Families of those killed in the deadly Washington mudslide in March filed more than a dozen legal complaints, including for wrongful death, against state and county officials Monday, alleging that irresponsible logging contributed to the disaster.
At least 42 people died when the colossal slide flattened a rural community in the Stillaguamish Valley, some 50 miles northeast of Seattle.
Twelve of the new claims against the State of Washington and Snohomish County were for wrongful death, one was for "outrage and negligent infliction of emotional distress," and another for destruction of property.
Seattle-based attorney Corrie Yackulic, who is bringing 12 of the new claims, alleged that the state of Washington approved logging in a "groundwater recharge zone" - an area where rain drains off from the surface - and "ignored the best available science delineating the recharge zone in favor of much older data."

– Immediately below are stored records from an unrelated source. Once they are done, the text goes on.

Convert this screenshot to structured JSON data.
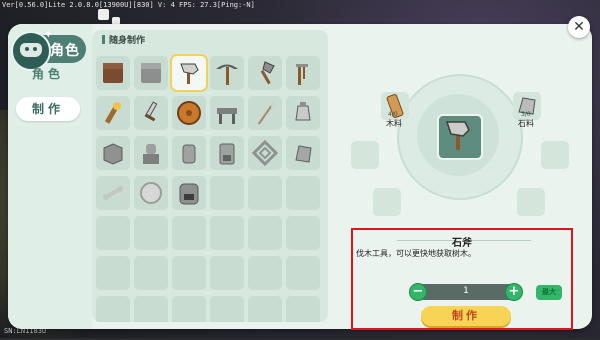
{
  "debug": {
    "text": "Ver[0.56.0]Lite 2.0.8.0[13900U][830] V: 4 FPS: 27.3[Ping:-N]"
  },
  "version": {
    "text": "SN:LN1183U"
  },
  "header": {
    "title": "角色"
  },
  "sidebar": {
    "items": [
      {
        "label": "角色",
        "active": false
      },
      {
        "label": "制作",
        "active": true
      }
    ]
  },
  "grid": {
    "title": "随身制作",
    "items": [
      {
        "icon": "dirt-block-icon"
      },
      {
        "icon": "stone-block-icon"
      },
      {
        "icon": "stone-axe-icon",
        "selected": true
      },
      {
        "icon": "pickaxe-icon"
      },
      {
        "icon": "shovel-icon"
      },
      {
        "icon": "hoe-icon"
      },
      {
        "icon": "torch-icon"
      },
      {
        "icon": "sword-icon"
      },
      {
        "icon": "shield-icon"
      },
      {
        "icon": "workbench-icon"
      },
      {
        "icon": "spear-icon"
      },
      {
        "icon": "lantern-icon"
      },
      {
        "icon": "stone-pile-icon"
      },
      {
        "icon": "statue-icon"
      },
      {
        "icon": "jar-icon"
      },
      {
        "icon": "stove-icon"
      },
      {
        "icon": "lattice-icon"
      },
      {
        "icon": "stone-chunk-icon"
      },
      {
        "icon": "bone-icon"
      },
      {
        "icon": "plate-icon"
      },
      {
        "icon": "furnace-icon"
      },
      {},
      {},
      {},
      {},
      {},
      {},
      {},
      {},
      {},
      {},
      {},
      {},
      {},
      {},
      {},
      {},
      {},
      {},
      {},
      {},
      {}
    ]
  },
  "recipe": {
    "result_icon": "stone-axe-icon",
    "materials": [
      {
        "name": "木料",
        "qty": "4/0",
        "icon": "wood-icon"
      },
      {
        "name": "石料",
        "qty": "3/0",
        "icon": "stone-icon"
      }
    ]
  },
  "info": {
    "title": "石斧",
    "description": "伐木工具，可以更快地获取树木。",
    "quantity": "1",
    "minus_label": "−",
    "plus_label": "+",
    "max_label": "最大",
    "craft_label": "制作"
  },
  "close": {
    "label": "✕"
  }
}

This was responsible for the collection of water "outside its normal course, contributing to the destabilization of the...landslide."

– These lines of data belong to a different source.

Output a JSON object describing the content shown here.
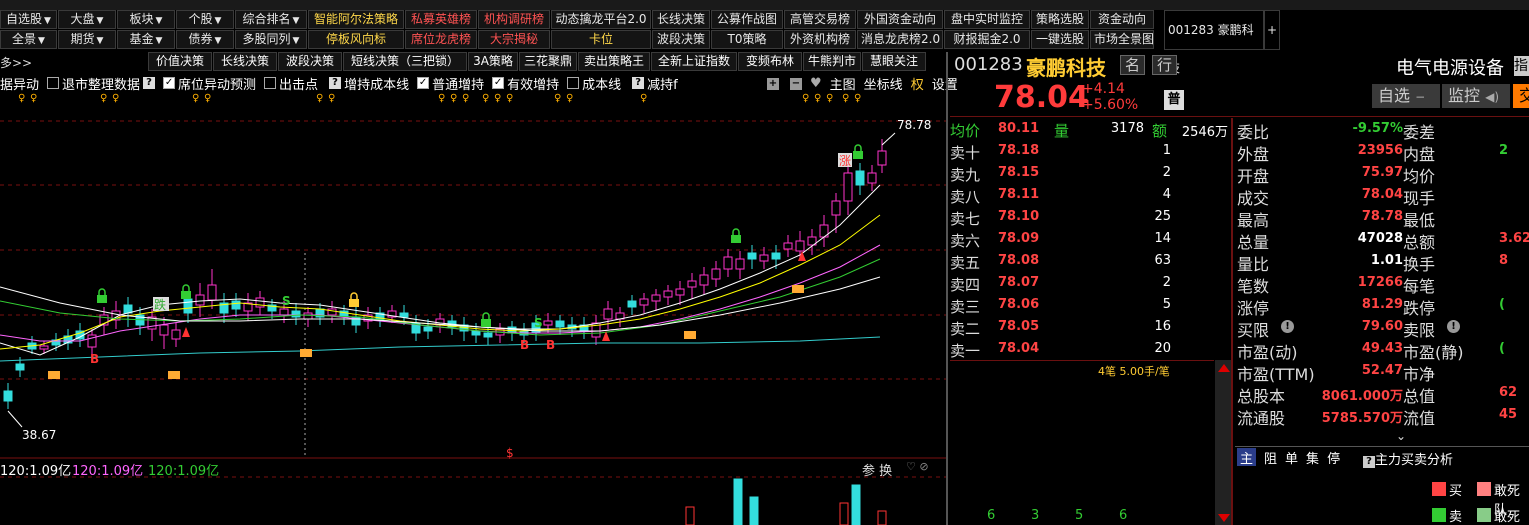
{
  "toolbar_row1": [
    {
      "label": "自选股",
      "dd": true
    },
    {
      "label": "大盘",
      "dd": true
    },
    {
      "label": "板块",
      "dd": true
    },
    {
      "label": "个股",
      "dd": true
    },
    {
      "label": "综合排名",
      "dd": true
    },
    {
      "label": "智能阿尔法策略",
      "color": "yellow"
    },
    {
      "label": "私募英雄榜",
      "color": "red"
    },
    {
      "label": "机构调研榜",
      "color": "red"
    },
    {
      "label": "动态擒龙平台2.0"
    },
    {
      "label": "长线决策"
    },
    {
      "label": "公募作战图"
    },
    {
      "label": "高管交易榜"
    },
    {
      "label": "外国资金动向"
    },
    {
      "label": "盘中实时监控"
    },
    {
      "label": "策略选股"
    },
    {
      "label": "资金动向"
    }
  ],
  "toolbar_row2": [
    {
      "label": "全景",
      "dd": true
    },
    {
      "label": "期货",
      "dd": true
    },
    {
      "label": "基金",
      "dd": true
    },
    {
      "label": "债券",
      "dd": true
    },
    {
      "label": "多股同列",
      "dd": true
    },
    {
      "label": "停板风向标",
      "color": "yellow"
    },
    {
      "label": "席位龙虎榜",
      "color": "red"
    },
    {
      "label": "大宗揭秘",
      "color": "red"
    },
    {
      "label": "卡位",
      "color": "yellow"
    },
    {
      "label": "波段决策"
    },
    {
      "label": "T0策略"
    },
    {
      "label": "外资机构榜"
    },
    {
      "label": "消息龙虎榜2.0"
    },
    {
      "label": "财报掘金2.0"
    },
    {
      "label": "一键选股"
    },
    {
      "label": "市场全景图"
    }
  ],
  "toolbar_row3": [
    "价值决策",
    "长线决策",
    "波段决策",
    "短线决策（三把锁）",
    "3A策略",
    "三花聚鼎",
    "卖出策略王",
    "全新上证指数",
    "变频布林",
    "牛熊判市",
    "慧眼关注"
  ],
  "stock_tab": {
    "label": "001283 豪鹏科技",
    "plus": "+"
  },
  "options": [
    {
      "label": "据异动",
      "checkbox": false,
      "shown_cb": false
    },
    {
      "label": "退市整理数据",
      "checkbox": false,
      "shown_cb": true,
      "q": true
    },
    {
      "label": "席位异动预测",
      "checkbox": true,
      "shown_cb": true
    },
    {
      "label": "出击点",
      "checkbox": false,
      "shown_cb": true
    },
    {
      "label": "增持成本线",
      "checkbox": false,
      "shown_cb": false,
      "q": true
    },
    {
      "label": "普通增持",
      "checkbox": true,
      "shown_cb": true
    },
    {
      "label": "有效增持",
      "checkbox": true,
      "shown_cb": true
    },
    {
      "label": "成本线",
      "checkbox": false,
      "shown_cb": true
    },
    {
      "label": "减持f",
      "checkbox": false,
      "shown_cb": false,
      "q": true
    }
  ],
  "chart_controls": {
    "zhutu": "主图",
    "zuobiao": "坐标线",
    "quan": "权",
    "shezhi": "设置"
  },
  "chart_left_label": "多>>",
  "chart_data": {
    "type": "candlestick",
    "high_label": "78.78",
    "low_label": "38.67",
    "signal_labels": [
      "S",
      "S",
      "B",
      "B",
      "B",
      "涨",
      "跌"
    ],
    "ma_colors": {
      "ma5": "#ffffff",
      "ma10": "#ffff00",
      "ma20": "#ff66ff",
      "ma60": "#33cc33",
      "ma120": "#33cccc"
    }
  },
  "lower_panel": {
    "ma_labels": [
      "120:1.09亿",
      "120:1.09亿",
      "120:1.09亿"
    ],
    "controls": "参 换",
    "dollar": "$"
  },
  "header": {
    "code": "001283",
    "name": "豪鹏科技",
    "tag1": "名",
    "tag2": "行",
    "industry": "电气电源设备",
    "price": "78.04",
    "change": "+4.14",
    "change_pct": "+5.60%",
    "badge": "普",
    "btn_zixuan": "自选",
    "btn_jiankong": "监控",
    "btn_jiao": "交"
  },
  "book_summary": {
    "junjia_label": "均价",
    "junjia": "80.11",
    "liang_label": "量",
    "liang": "3178",
    "e_label": "额",
    "e": "2546万"
  },
  "asks": [
    {
      "label": "卖十",
      "price": "78.18",
      "vol": "1"
    },
    {
      "label": "卖九",
      "price": "78.15",
      "vol": "2"
    },
    {
      "label": "卖八",
      "price": "78.11",
      "vol": "4"
    },
    {
      "label": "卖七",
      "price": "78.10",
      "vol": "25"
    },
    {
      "label": "卖六",
      "price": "78.09",
      "vol": "14"
    },
    {
      "label": "卖五",
      "price": "78.08",
      "vol": "63"
    },
    {
      "label": "卖四",
      "price": "78.07",
      "vol": "2"
    },
    {
      "label": "卖三",
      "price": "78.06",
      "vol": "5"
    },
    {
      "label": "卖二",
      "price": "78.05",
      "vol": "16"
    },
    {
      "label": "卖一",
      "price": "78.04",
      "vol": "20"
    }
  ],
  "tick_note": "4笔 5.00手/笔",
  "bottom_nums": [
    "6",
    "3",
    "5",
    "6"
  ],
  "stats": [
    {
      "l1": "委比",
      "v1": "-9.57%",
      "c1": "#33cc33",
      "l2": "委差",
      "v2": ""
    },
    {
      "l1": "外盘",
      "v1": "23956",
      "c1": "#ff4444",
      "l2": "内盘",
      "v2": "2"
    },
    {
      "l1": "开盘",
      "v1": "75.97",
      "c1": "#ff4444",
      "l2": "均价",
      "v2": ""
    },
    {
      "l1": "成交",
      "v1": "78.04",
      "c1": "#ff4444",
      "l2": "现手",
      "v2": ""
    },
    {
      "l1": "最高",
      "v1": "78.78",
      "c1": "#ff4444",
      "l2": "最低",
      "v2": ""
    },
    {
      "l1": "总量",
      "v1": "47028",
      "c1": "#ffffff",
      "l2": "总额",
      "v2": "3.62"
    },
    {
      "l1": "量比",
      "v1": "1.01",
      "c1": "#ffffff",
      "l2": "换手",
      "v2": "8"
    },
    {
      "l1": "笔数",
      "v1": "17266",
      "c1": "#ff4444",
      "l2": "每笔",
      "v2": ""
    },
    {
      "l1": "涨停",
      "v1": "81.29",
      "c1": "#ff4444",
      "l2": "跌停",
      "v2": "("
    },
    {
      "l1": "买限",
      "v1": "79.60",
      "c1": "#ff4444",
      "l2": "卖限",
      "v2": "",
      "info": true
    },
    {
      "l1": "市盈(动)",
      "v1": "49.43",
      "c1": "#ff4444",
      "l2": "市盈(静)",
      "v2": "("
    },
    {
      "l1": "市盈(TTM)",
      "v1": "52.47",
      "c1": "#ff4444",
      "l2": "市净",
      "v2": ""
    },
    {
      "l1": "总股本",
      "v1": "8061.000万",
      "c1": "#ff4444",
      "l2": "总值",
      "v2": "62"
    },
    {
      "l1": "流通股",
      "v1": "5785.570万",
      "c1": "#ff4444",
      "l2": "流值",
      "v2": "45"
    }
  ],
  "bottom_tabs": [
    "主",
    "阻",
    "单",
    "集",
    "停"
  ],
  "main_force": "主力买卖分析",
  "legend": {
    "buy": "买",
    "sell": "卖",
    "gansi1": "敢死队",
    "gansi2": "敢死队"
  }
}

The other three new claims were filed by another Seattle attorney, Karen Willie, according to the Seattle Times.
The newspaper reported that although Yackulic in a previous claim had asked for $3.5 million in compensation for the widow of one of the mudslide victims, Thomas Durnell, the claims filed Monday did not specify any amounts for damage. This would be determined by a jury, the lawyer said.
State and county authorities now have 60 days to respond to the charges until a lawsuit can begin. In addition to the 42 people confirmed dead by the slide, one person, Kris Regelbrugge, is still missing more than two and a half months after the tragedy.